The included four short films are a little strange as special features for Horsehead. They seem to have been included to fill out the disc, as they don’t directly pertain to the film. The hour-long making-of documentary is very extensive, going on the set with exclusive behind-the-scenes footage. Short of a commentary, it explains the film reasonably well from a technical perspective. Someone talking about the themes and complex visual metaphors would have been welcome.
Inside Horsehead (57:25 in HD) – This making-of documentary is mostly in French with English subtitles. An English speaker narrates between segments, linking together the different scenes. Both the director and lead actress make substantial contributions to this piece. They explain their reasoning behind the choices made in Horsehead. Like a lot of independent films, we get far more behind-the-scenes footage from the set in this documentary than we’d get from Hollywood. It’s pretty amazing how they achieved some of their visual design when the curtain is pulled back.
Four Short Films (10:50 in HD, 01:05 in HD, 06:46 in HD, 03:10 in HD) – The first short film is a strange vignette of a nasty encounter between a man and woman. All of them are arty shorts, likely student films. They don’t seem to have a direct connection with Horsehead as a movie.
Original Uncensored Trailer (02:21 in HD)
Artsploitation Films Trailers – The House With 100 Eyes (01:44 in HD), Der Samurai (01:55 in HD), The Treatment (02:16 in HD)
Full disclosure: This Blu-ray was provided to us for review.
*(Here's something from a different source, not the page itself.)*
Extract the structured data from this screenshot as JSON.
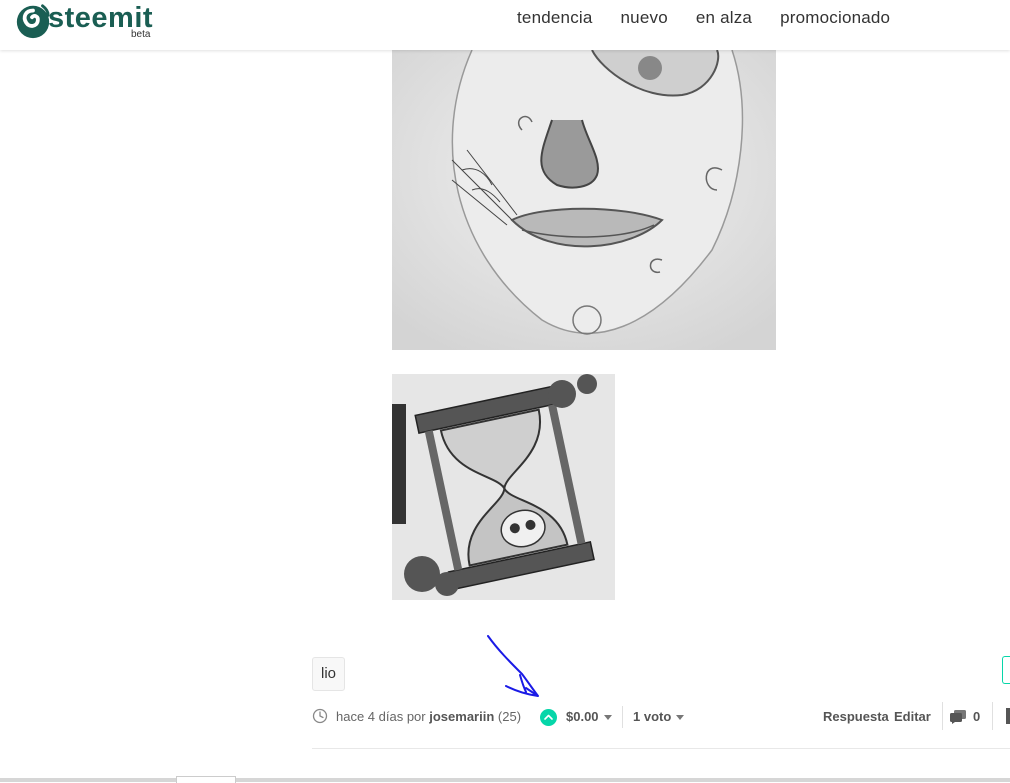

This has not affected the editorial process.
Click on the images below for full resolution screen captures taken directly from the Blu-ray. Images have not been altered in any way during the process.